Richard B. LIEBERT, Appellant, v.
Appellant, Richard B. Liebert, challenges the trial court's order denying his motion to vacate an order enforcing a foreign child support judgment. We reverse because the State of Florida Department of Revenue (DOR) failed to prove that an application had been made for its child support enforcement services, i.e., that it had standing to seek enforcement of child support arrearages on behalf of Raye R. Liebert, appellant's former wife.
Appellant is a resident of Pinellas County, Florida, and his former wife is a resident of the State of New Hampshire. DOR seeks to enforce a child support order entered by a Connecticut court and alleges that appellant is $4,438 in arrears. The children for whom the support is owed have been emancipated, and there is no obligation for ongoing support. Raye Liebert is not a recipient of public assistance. DOR's petition seeking enforcement of the Connecticut order alleges that Raye Liebert is an eligible Title IV-D 1 client.

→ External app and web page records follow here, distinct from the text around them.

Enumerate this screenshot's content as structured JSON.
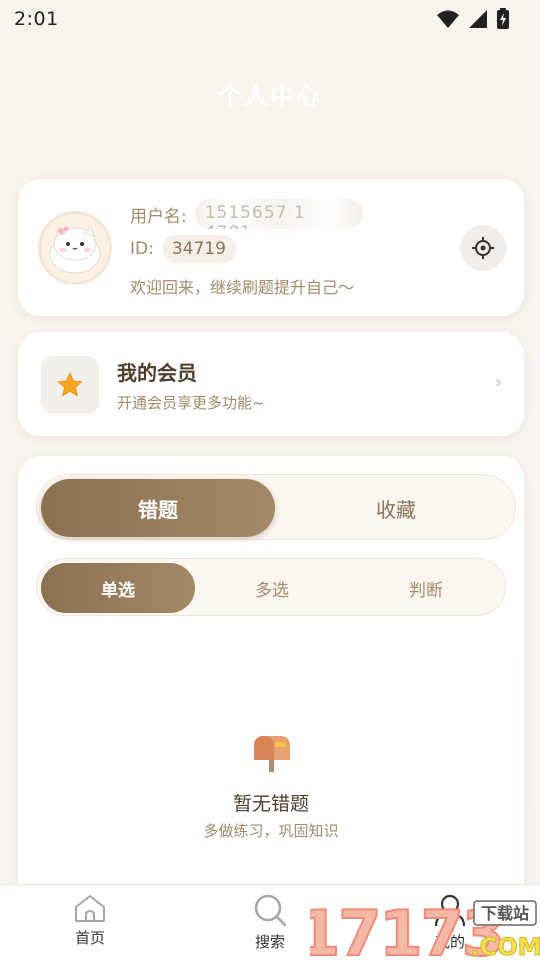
{
  "status_bar": {
    "time": "2:01",
    "icons": [
      "wifi-icon",
      "signal-icon",
      "battery-charging-icon"
    ]
  },
  "header": {
    "title": "个人中心"
  },
  "profile": {
    "username_label": "用户名:",
    "username_value": "1515657 1 4781",
    "id_label": "ID:",
    "id_value": "34719",
    "welcome": "欢迎回来，继续刷题提升自己～"
  },
  "vip": {
    "title": "我的会员",
    "subtitle": "开通会员享更多功能~",
    "arrow": "›"
  },
  "tabs": {
    "main": [
      {
        "label": "错题",
        "active": true
      },
      {
        "label": "收藏",
        "active": false
      }
    ],
    "sub": [
      {
        "label": "单选",
        "active": true
      },
      {
        "label": "多选",
        "active": false
      },
      {
        "label": "判断",
        "active": false
      }
    ]
  },
  "empty_state": {
    "title": "暂无错题",
    "subtitle": "多做练习，巩固知识"
  },
  "bottom_nav": [
    {
      "label": "首页",
      "icon": "home-icon"
    },
    {
      "label": "搜索",
      "icon": "search-icon"
    },
    {
      "label": "我的",
      "icon": "user-icon"
    }
  ],
  "watermark": {
    "text": "17173",
    "tag": "下载站",
    "domain": ".COM"
  },
  "colors": {
    "accent_dark": "#8b7052",
    "accent_light": "#a38a67",
    "text_brown": "#4e3d2a",
    "text_muted": "#a38a6a",
    "background": "#f8f4ef"
  }
}
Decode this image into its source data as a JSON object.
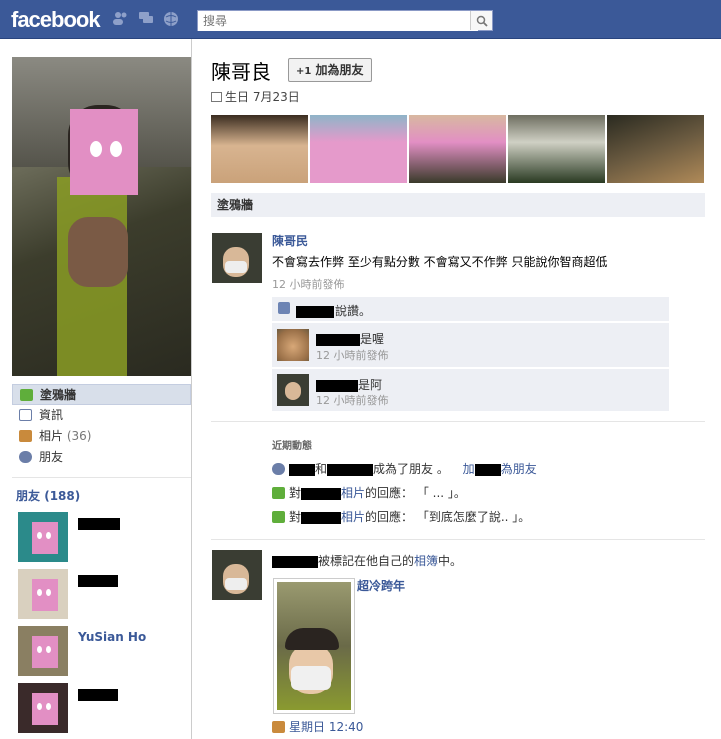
{
  "topbar": {
    "logo": "facebook",
    "search_placeholder": "搜尋"
  },
  "profile": {
    "name": "陳哥良",
    "add_friend_label": "加為朋友",
    "birthday": "生日 7月23日"
  },
  "nav": {
    "items": [
      {
        "label": "塗鴉牆",
        "count": ""
      },
      {
        "label": "資訊",
        "count": ""
      },
      {
        "label": "相片",
        "count": "(36)"
      },
      {
        "label": "朋友",
        "count": ""
      }
    ]
  },
  "friends": {
    "title": "朋友",
    "count": "(188)",
    "list": [
      {
        "name": ""
      },
      {
        "name": ""
      },
      {
        "name": "YuSian Ho"
      },
      {
        "name": ""
      }
    ]
  },
  "wall": {
    "header": "塗鴉牆",
    "post": {
      "author": "陳哥民",
      "text": "不會寫去作弊 至少有點分數 不會寫又不作弊 只能說你智商超低",
      "time": "12 小時前發佈",
      "like_text": "說讚。",
      "comments": [
        {
          "text": "是喔",
          "time": "12 小時前發佈"
        },
        {
          "text": "是阿",
          "time": "12 小時前發佈"
        }
      ]
    },
    "recent": {
      "title": "近期動態",
      "items": [
        {
          "text_a": "和",
          "text_b": "成為了朋友 。",
          "link": "加",
          "link2": "為朋友"
        },
        {
          "text_a": "對",
          "link": "相片",
          "text_b": "的回應： 「 ... 」。"
        },
        {
          "text_a": "對",
          "link": "相片",
          "text_b": "的回應： 「到底怎麼了說.. 」。"
        }
      ]
    },
    "album_post": {
      "text": "被標記在他自己的",
      "link": "相簿",
      "suffix": "中。",
      "album_title": "超冷跨年",
      "time": "星期日 12:40"
    }
  },
  "colors": {
    "brand": "#3b5998",
    "highlight": "#d8dfea",
    "box": "#edeff4"
  }
}
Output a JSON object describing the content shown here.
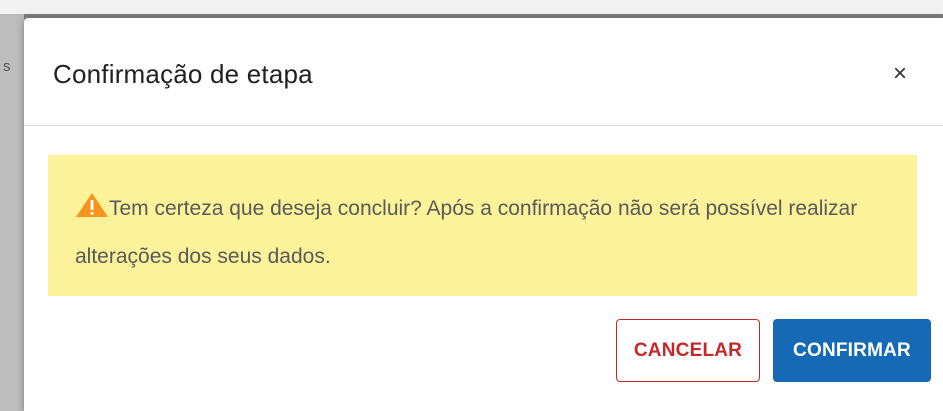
{
  "backdrop": {
    "partial_text": "s"
  },
  "dialog": {
    "title": "Confirmação de etapa",
    "close_label": "×",
    "alert": {
      "icon": "warning-triangle-icon",
      "message": "Tem certeza que deseja concluir? Após a confirmação não será possível realizar alterações dos seus dados.",
      "background": "#fbf29a",
      "icon_color": "#f7941d"
    },
    "buttons": {
      "cancel_label": "CANCELAR",
      "confirm_label": "CONFIRMAR"
    },
    "colors": {
      "cancel": "#c62828",
      "confirm": "#1669b4"
    }
  }
}
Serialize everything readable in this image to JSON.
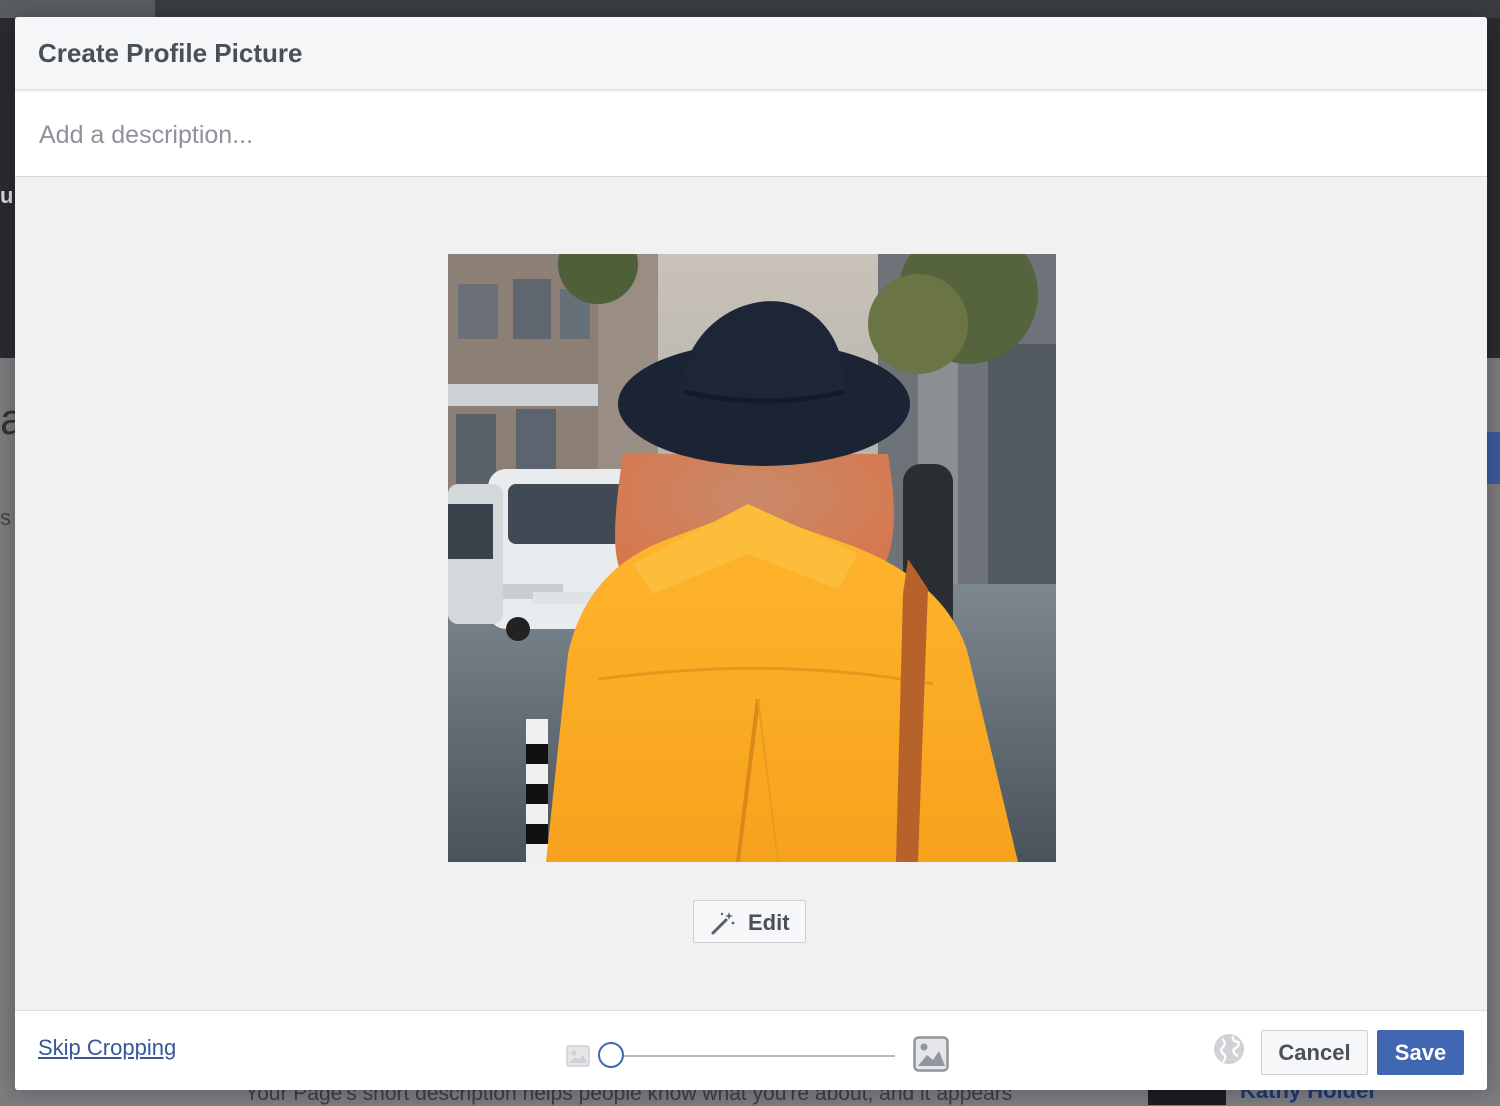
{
  "dialog": {
    "title": "Create Profile Picture",
    "description_placeholder": "Add a description...",
    "description_value": "",
    "edit_label": "Edit",
    "skip_cropping_label": "Skip Cropping",
    "cancel_label": "Cancel",
    "save_label": "Save",
    "zoom_level": 0,
    "colors": {
      "save_button": "#4267b2",
      "link": "#365899",
      "title": "#4b4f56"
    },
    "icons": {
      "edit": "magic-wand-icon",
      "zoom_out": "small-image-icon",
      "zoom_in": "large-image-icon",
      "privacy": "globe-icon"
    }
  },
  "background_page": {
    "description_snippet": "Your Page's short description helps people know what you're about, and it appears",
    "name_snippet": "Kathy Holder"
  }
}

However, the only attachments to the petition are the Connecticut support order and a notarized form from the State of New Hampshire entitled “Payee's Statement of Arrearages” signed by Raye Liebert attesting to the amount of the arrearage. The “Payee's Statement of Arrearages” was not received in evidence.
Appellant filed a motion to dismiss alleging that DOR lacked standing to bring the action because its petition failed to allege that either Raye Liebert or the State of New Hampshire had applied for DOR services. This motion was denied. Appellant then sought discovery of any documents showing that either Raye Liebert or the State of New Hampshire had applied for DOR services. The child support hearing officer denied the discovery request, citing sections 409.2567 and 409.2564(1), Florida Statutes (1997), and finding it irrelevant whether or not an application had been filed with DOR for services. Section 409.2567 provides:
All child support services provided by the department shall be made available on behalf of all dependent children. Services shall be provided upon acceptance of public assistance or upon proper application filed with the department․
Section 409.2564(1) provides:
In each case in which regular support payments are not being made as provided herein, the department shall institute ․ action as is necessary to secure the obligor's payment of current support and any arrearage which may have accrued under an existing order of support.
It is error to hold that DOR has standing to bring an enforcement action where, as here, the obligee has not accepted public assistance; the children are emancipated; and the record is devoid of any competent evidence that the obligee filed an application seeking DOR's enforcement services or that another state has requested that DOR enforce a foreign support judgment. To so hold would vest DOR with unbridled authority to seek child support enforcement against any obligor regardless of whether or not the obligee or another state has sought such enforcement.2 Thus, the trial court erred in denying appellant's discovery request and motion to dismiss.
The petition filed by DOR seeking to enforce the foreign child support judgment should have asserted the statutory basis of DOR's standing. Additionally, appellant should have been allowed the opportunity to challenge DOR's standing to represent the obligee. DOR argues that section 409.2579, Florida Statutes (1997), bars it from disclosing any information, including an application by an individual or by another state for DOR child enforcement services. Section 409.2579(1)(b), Florida Statutes (1997), provides:
Information concerning applications for or recipients of Title IV-D child support services is confidential and exempt from the provisions of s. 119.07(1). The use and disclosure of such information by the IV-D program is limited to purposes directly connected with:
(b) Any investigation, prosecution, or criminal or civil proceeding connected with the administration of any such plan or program․
Thus, contrary to DOR's position, it would appear that the statute expressly provides for disclosure of the type of information sought by appellant, i.e., evidence that the obligee or another state has made a proper request for DOR's services. The court may inspect the records, in camera, to ensure that disclosure is made only to the extent necessary to verify DOR's standing.
We, therefore, reverse the trial court's order denying the motion to vacate. We vacate the order enforcing the foreign child support judgment and remand with directions for the trial court to dismiss the action without prejudice to DOR to amend its petition.
1. 42 U.S.C.A. § 654 (1997).
2. The Florida Administrative Code, Chapter 12E-1.004, makes a distinction between recipients of public assistance and non-recipients of public assistance as it pertains to the requirement of filing an application. It provides that DOR shall initiate necessary child support enforcement for recipients of public assistance without the necessity of an application. However, for non-recipients of public assistance an application is required. See Fla. Admin. Code r. 12E-1.004(2)(c)(1) (1997). In the case of a foreign child support order, section 88.3071, Florida Statutes (1997), provides that DOR shall provide services for support enforcement upon request from a petitioner, either an initiating state or custodial parent. Thus, in both cases DOR's standing to seek enforcement of a support order for a non-recipient custodial parent stems from a request for services either by an application from the custodial parent or a request from an initiating state.
CAMPBELL, A.C.J., and WHATLEY, J., Concur.